To develop highly redundant, remote situational awareness using mobile robots carrying traditional and nuclear-specific sensors.
1. Improved dynamic mobility is essential to allow legged vehicles to cross rough terrain, climb ladders etc. This requires responsive re-planning of high dimensional robot systems and current approaches struggle to marry the uncertainty of real world sensing, with the limits of high frequency feedback control; 2. Robust situational awareness in low-light conditions and poor visibility. This requires the fusion of inertial, LIDAR, vision, radiation sensing and other measurements to achieve reliable and accurate navigation; 3. Autonomous navigation algorithms should effectively pair with human operators. Map representations communicated to human operators should be labelled with estimates of physical properties (radiation, temperature) as well as geometric structure. Reconstructions should support change detection on a semantic level to identify subsidence and fissure.
Work will be spread across the following initial work-packages:
A. Dynamic Motion Planning and Control [OXF1, MAN1] (T1RC1, link to T2) for dynamic mobile robots (legged, wheeled, etc). Dynamic trajectory optimisation and motion planning formulations will be developed that consider the terrain morphology on multiple levels of resolution to determine gait and enable robust real-time re-planning of routes.
B. Robust On-line State Estimation and Situational Awareness [OXF2, MAN2, MAN7, LAN1,2] (T1RC1, 2, link to T2) using accurate, low latency state estimation that fuses sensor sources.

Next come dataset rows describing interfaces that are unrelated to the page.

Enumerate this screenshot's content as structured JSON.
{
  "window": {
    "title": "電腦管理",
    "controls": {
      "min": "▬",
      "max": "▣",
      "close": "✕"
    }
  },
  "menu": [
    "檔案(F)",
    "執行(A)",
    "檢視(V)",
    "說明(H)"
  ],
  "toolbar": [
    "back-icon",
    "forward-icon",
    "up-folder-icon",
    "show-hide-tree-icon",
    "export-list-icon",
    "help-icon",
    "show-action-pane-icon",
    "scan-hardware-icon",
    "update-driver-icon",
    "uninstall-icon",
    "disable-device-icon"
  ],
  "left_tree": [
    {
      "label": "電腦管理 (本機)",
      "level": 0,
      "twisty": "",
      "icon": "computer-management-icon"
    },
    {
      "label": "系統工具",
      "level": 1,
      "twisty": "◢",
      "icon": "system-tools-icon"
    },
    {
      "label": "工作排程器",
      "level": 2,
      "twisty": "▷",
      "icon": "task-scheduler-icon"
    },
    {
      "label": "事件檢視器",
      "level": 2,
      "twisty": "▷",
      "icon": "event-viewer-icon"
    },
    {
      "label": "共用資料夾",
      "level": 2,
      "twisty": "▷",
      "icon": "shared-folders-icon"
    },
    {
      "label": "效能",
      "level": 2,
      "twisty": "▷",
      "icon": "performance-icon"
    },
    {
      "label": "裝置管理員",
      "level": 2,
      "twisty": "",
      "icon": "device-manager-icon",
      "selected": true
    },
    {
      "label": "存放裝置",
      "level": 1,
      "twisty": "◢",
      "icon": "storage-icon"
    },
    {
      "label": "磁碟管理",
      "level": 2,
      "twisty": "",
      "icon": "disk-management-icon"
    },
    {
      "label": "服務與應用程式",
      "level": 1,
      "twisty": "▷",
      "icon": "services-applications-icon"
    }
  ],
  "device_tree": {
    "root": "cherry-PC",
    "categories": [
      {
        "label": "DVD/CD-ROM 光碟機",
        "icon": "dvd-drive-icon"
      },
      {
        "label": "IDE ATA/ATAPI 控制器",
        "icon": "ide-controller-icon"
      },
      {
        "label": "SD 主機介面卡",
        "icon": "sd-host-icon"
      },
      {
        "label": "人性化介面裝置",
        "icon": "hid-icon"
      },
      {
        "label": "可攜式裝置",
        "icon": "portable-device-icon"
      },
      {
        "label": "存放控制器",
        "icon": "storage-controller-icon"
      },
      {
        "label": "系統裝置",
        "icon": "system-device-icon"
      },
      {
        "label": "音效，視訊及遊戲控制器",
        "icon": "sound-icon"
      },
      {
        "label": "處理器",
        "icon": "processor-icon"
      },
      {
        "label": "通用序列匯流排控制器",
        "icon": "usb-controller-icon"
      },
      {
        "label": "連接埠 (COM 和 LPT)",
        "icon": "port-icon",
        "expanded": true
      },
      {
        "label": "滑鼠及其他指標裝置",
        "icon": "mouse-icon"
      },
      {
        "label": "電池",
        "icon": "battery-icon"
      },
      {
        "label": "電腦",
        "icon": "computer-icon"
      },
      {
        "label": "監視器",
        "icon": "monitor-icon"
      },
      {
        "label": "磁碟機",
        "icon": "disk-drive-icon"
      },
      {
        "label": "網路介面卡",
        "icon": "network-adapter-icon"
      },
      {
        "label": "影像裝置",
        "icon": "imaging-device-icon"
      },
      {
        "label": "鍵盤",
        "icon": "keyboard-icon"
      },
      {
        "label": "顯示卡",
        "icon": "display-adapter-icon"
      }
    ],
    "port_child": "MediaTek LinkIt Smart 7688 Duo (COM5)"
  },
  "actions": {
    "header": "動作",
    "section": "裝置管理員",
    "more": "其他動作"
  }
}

Robust estimation and terrain reconstruction in low light and degenerate structures, coupled with machine learning-based visual SLAM and radiological situation awareness.
C. Semantic Reconstruction and Re-navigation [OXF2,3] (T1RC2, 3 and link to T5). Dense visual mapping to build centimetre accurate reconstructions of structures to be decommissioned. 3D trajectory re-navigation will allow robots to avoid high dose areas and also update the facility’s knowledge representation using standard formats.
D. Change Detection and Integrity Analysis [RACE1, BRI1] (T1RC2, 3 and link to T2). Long-term change analysis to detect, for example, deterioration of absorber titles, localised gamma emissions and movement of radionuclides.
E. Co-active Design of Semi-autonomous Systems [SHE1, NOT1, BRI1] (T1RC1, 3 and link to T3 and T4). Sympathetic development of autonomous mobility and manipulation algorithms that consider interaction with operators.
F. In-Bore Robotic Delivery [RACE3, BRI2] (T2RC3 and link to T3, 5). Development of high reliability service joining and propulsion techniques focusing on in-bore robotic delivery of laser cutting, welding and inspection equipment.
User Engagement: In Y1, users will provide details of challenges and environments and identify initial benchmarks. In Y2-4 users will provide technical support, particularly with actuation (Moog) and support evaluation and benchmarking. NPL and BSI will be asked to support the publications of standard terrain courses / challenges.
SMART Measurement of Success: 1. Artificially implanted physical changes or radiation sources can be detected (in a challenge situation). [M8]; 2. Locomotion trials over standardised terrain courses, benchmarked against specific scenarios at Sellafield. [M12] ; 3. Reconstruction of challenging structures from hand held platforms. [M12]; 4. Reconstruction from legged and aerial platforms (separately) with active coverage control, follows on from #3. [M24]